First Choice is in a typical strip mall, home to a Home Depot packed with pre-hurricane shoppers and pockets of cars surrounding a few storefronts. Outside, the restaurant looks like any other independent place in a strip mall. Inside, there's a line 15 deep in front of the counter, mostly 9-to-5ers picking up the family meal. Outside, reflective windows and neon signs. Inside, black walls and a palpable amount of hardwood smoke that has, over the years, yellowed the laminated awards and framed plaques hung willy-nilly. Outside, rain. Inside, plenty of dry tables and chairs.
At this point, I could care less about the appearance. I want some meaty proof, and soon have my face buried in a Flintstones-sized pork rib, a drop of fat dripping down my chin. There's not quite as much smoke here at First Choice, but it's enough, and the meat is moist and simply seasoned with salt and pepper. This is more like it.
Chopped pork comes in big, glistening chunks, rich and moist, with no need for sauce, but I douse them anyway. Same with the shreds of beef and a juicy chicken thigh. And the hand-cut fries. And a plastic spoon. Good sauce.
First Choice's sauce has that balanced combination of flavors that somehow manages to please everyone. There's a touch of sweet, but not too much. A bit of tomato and a bit of vinegar, but not enough to tart up the juice. There's spice, but it's in the form of black pepper, enough to tease the palate but not enough to scare the timid. It manages to straddle all these fences while still doing its job. This sauce should go into politics.
The sides are fine, but nothing to get excited about: standard potato salad with a hint of mustard, overcooked collards, slaw with a surfeit of celery salt, and beans loaded with sweet molasses. First Choice's macaroni salad is the standout. The cold noodles are stained bright orange by a blast of cayenne spice, updating this '50s picnic standard into a fiery salad worth pairing with piles of smoked meat. Dark brown cornmeal fritters, laced with bits of pork, also hit the spot and serve as another vehicle for sauce.
First Choice has been around for more than a decade. In the barbecue biz, that means it has a load of regulars.

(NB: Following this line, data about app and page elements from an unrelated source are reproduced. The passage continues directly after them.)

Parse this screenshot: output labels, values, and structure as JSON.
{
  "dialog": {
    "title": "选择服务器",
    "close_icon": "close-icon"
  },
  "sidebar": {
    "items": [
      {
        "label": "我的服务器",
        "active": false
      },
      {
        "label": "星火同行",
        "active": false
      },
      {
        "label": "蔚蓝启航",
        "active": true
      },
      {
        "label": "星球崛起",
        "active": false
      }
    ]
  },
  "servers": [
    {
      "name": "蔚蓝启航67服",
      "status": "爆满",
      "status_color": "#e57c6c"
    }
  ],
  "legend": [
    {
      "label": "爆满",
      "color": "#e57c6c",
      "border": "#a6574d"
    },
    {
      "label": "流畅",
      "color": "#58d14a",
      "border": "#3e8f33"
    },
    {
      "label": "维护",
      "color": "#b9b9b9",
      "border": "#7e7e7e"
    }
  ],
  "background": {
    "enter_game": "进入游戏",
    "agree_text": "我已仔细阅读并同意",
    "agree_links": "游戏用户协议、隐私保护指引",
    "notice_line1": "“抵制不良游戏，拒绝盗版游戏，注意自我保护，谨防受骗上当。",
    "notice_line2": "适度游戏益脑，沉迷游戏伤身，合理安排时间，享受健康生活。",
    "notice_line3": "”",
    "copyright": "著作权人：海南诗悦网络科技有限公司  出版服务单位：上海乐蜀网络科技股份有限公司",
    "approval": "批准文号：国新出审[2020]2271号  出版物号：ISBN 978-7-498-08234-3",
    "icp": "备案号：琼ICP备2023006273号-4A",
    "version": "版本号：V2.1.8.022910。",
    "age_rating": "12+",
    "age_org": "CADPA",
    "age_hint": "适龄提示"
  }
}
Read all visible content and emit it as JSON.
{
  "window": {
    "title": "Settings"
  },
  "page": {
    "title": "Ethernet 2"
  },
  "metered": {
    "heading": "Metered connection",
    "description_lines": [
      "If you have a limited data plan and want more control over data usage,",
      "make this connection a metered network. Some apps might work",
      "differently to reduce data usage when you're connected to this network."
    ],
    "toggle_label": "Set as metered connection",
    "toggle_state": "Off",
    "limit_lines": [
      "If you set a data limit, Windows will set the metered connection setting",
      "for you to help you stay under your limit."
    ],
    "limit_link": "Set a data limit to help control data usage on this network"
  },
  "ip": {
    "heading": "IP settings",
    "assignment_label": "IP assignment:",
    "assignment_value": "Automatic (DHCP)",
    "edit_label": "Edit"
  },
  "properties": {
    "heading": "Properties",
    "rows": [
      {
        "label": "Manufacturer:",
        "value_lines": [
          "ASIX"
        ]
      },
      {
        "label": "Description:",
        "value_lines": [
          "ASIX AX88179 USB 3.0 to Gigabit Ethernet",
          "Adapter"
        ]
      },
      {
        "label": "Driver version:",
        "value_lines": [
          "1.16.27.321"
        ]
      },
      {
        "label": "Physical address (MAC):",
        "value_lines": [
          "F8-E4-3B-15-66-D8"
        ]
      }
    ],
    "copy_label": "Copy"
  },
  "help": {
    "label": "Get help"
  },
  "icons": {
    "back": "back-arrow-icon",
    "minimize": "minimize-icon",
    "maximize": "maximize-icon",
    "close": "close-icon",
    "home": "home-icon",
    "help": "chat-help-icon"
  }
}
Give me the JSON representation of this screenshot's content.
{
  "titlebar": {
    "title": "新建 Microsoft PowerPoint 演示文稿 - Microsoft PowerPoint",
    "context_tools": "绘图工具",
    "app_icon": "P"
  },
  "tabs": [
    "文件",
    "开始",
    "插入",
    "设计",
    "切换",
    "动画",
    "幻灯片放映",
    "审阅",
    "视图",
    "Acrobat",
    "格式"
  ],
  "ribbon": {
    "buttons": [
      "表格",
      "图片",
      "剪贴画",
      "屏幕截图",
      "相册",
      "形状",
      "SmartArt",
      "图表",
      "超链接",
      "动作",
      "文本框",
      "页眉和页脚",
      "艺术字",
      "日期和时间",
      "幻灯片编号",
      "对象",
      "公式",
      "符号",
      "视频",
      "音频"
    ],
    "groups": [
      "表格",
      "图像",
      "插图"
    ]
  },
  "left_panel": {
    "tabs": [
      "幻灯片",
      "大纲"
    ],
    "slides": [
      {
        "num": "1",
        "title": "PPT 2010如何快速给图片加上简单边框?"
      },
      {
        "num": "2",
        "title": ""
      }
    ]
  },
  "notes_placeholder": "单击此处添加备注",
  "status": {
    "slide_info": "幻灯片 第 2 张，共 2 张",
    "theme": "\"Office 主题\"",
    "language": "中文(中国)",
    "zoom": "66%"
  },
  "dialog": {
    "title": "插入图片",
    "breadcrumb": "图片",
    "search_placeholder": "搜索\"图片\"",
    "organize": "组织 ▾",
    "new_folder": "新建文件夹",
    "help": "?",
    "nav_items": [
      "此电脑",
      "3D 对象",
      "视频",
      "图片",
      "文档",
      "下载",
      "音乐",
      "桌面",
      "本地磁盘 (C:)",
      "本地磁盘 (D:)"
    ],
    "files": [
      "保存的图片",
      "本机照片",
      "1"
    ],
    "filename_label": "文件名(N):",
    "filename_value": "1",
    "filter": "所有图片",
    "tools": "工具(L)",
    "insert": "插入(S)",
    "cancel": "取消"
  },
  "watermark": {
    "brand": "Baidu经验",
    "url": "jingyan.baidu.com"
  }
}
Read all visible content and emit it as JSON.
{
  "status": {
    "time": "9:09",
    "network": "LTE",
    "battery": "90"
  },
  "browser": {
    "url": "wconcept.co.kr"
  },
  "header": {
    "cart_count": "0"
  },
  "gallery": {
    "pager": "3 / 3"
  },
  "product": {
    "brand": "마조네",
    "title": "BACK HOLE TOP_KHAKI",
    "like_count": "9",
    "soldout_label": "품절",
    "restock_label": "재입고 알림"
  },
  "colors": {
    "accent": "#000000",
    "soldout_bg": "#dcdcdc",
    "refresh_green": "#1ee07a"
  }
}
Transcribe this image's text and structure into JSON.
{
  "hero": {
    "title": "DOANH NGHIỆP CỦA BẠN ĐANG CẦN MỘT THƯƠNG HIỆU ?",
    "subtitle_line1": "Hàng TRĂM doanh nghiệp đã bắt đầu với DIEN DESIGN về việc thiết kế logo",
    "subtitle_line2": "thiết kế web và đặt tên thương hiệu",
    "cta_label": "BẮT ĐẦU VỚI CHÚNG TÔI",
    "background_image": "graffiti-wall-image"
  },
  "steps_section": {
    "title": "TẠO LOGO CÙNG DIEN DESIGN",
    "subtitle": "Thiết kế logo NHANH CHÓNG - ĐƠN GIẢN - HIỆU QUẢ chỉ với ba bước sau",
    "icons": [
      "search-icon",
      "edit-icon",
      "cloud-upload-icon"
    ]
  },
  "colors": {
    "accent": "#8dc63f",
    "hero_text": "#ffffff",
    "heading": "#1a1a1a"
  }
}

It also means that rush hour can lead to a stomach-rumbling wait, all while watching the First Choice staff chop chop chop through sections of beef and smoked sausage and ribs for the people in front of you. Just remember: Hunger is the best sauce.
While cooling my heels in a very slow First Choice line a week later for some 'cue to go, the two people in front of me take the opportunity to wax poetic about the food, instead of whining about the wait. That says it all.
Brian Ries is a former restaurant general manager with an advanced diploma from the Court of Master Sommeliers.Planet food critics dine anonymously, and the paper pays for the meals. Restaurants chosen for review are not related to advertising.